● **TO DO**
Determine how many lines of the listing contain the word "value". The reply is that number alone.
*** Block opens ***
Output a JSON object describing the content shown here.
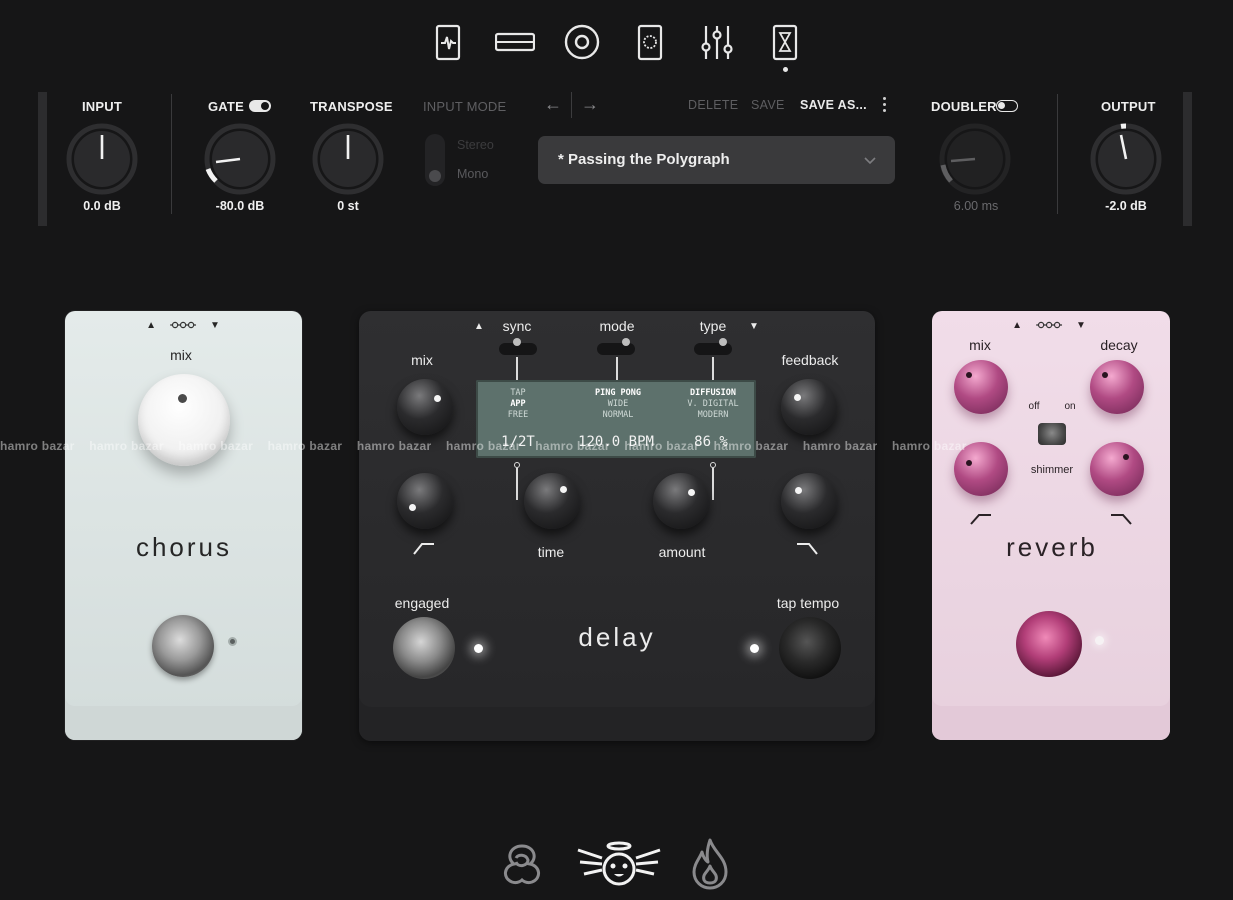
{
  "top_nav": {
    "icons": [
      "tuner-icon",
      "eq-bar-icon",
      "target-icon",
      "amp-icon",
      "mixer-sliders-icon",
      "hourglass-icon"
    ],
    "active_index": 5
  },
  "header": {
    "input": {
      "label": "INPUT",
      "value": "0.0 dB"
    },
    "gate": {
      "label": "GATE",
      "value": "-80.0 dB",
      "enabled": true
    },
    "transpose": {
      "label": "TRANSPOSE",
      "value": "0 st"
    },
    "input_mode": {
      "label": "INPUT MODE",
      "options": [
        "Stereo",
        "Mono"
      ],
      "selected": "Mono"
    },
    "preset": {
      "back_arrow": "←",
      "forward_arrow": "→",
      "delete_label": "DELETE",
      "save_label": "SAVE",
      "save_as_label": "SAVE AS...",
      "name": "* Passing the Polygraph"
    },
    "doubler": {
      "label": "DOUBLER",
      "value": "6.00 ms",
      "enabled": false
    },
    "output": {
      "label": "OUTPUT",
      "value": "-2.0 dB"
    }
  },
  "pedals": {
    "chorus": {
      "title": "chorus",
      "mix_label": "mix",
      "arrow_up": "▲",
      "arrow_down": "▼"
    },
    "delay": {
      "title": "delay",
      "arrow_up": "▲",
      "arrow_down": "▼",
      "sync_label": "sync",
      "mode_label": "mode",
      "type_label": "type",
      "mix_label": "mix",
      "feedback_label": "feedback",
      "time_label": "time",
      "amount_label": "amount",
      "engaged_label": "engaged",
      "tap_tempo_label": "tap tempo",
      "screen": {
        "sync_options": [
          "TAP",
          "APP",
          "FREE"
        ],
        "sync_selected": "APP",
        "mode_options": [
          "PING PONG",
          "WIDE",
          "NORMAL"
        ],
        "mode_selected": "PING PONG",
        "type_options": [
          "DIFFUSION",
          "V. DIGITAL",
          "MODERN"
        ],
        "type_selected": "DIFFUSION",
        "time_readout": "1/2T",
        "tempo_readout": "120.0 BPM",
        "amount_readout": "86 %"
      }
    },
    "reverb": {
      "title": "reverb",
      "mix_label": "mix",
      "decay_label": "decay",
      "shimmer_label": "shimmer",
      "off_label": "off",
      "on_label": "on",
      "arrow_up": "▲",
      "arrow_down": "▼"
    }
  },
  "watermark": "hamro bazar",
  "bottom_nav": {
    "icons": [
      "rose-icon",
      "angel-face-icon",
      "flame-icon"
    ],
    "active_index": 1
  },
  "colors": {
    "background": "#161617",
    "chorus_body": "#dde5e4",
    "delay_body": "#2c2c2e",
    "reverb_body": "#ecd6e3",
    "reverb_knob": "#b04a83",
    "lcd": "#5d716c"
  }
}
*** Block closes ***
● **TASK OUTPUT**
5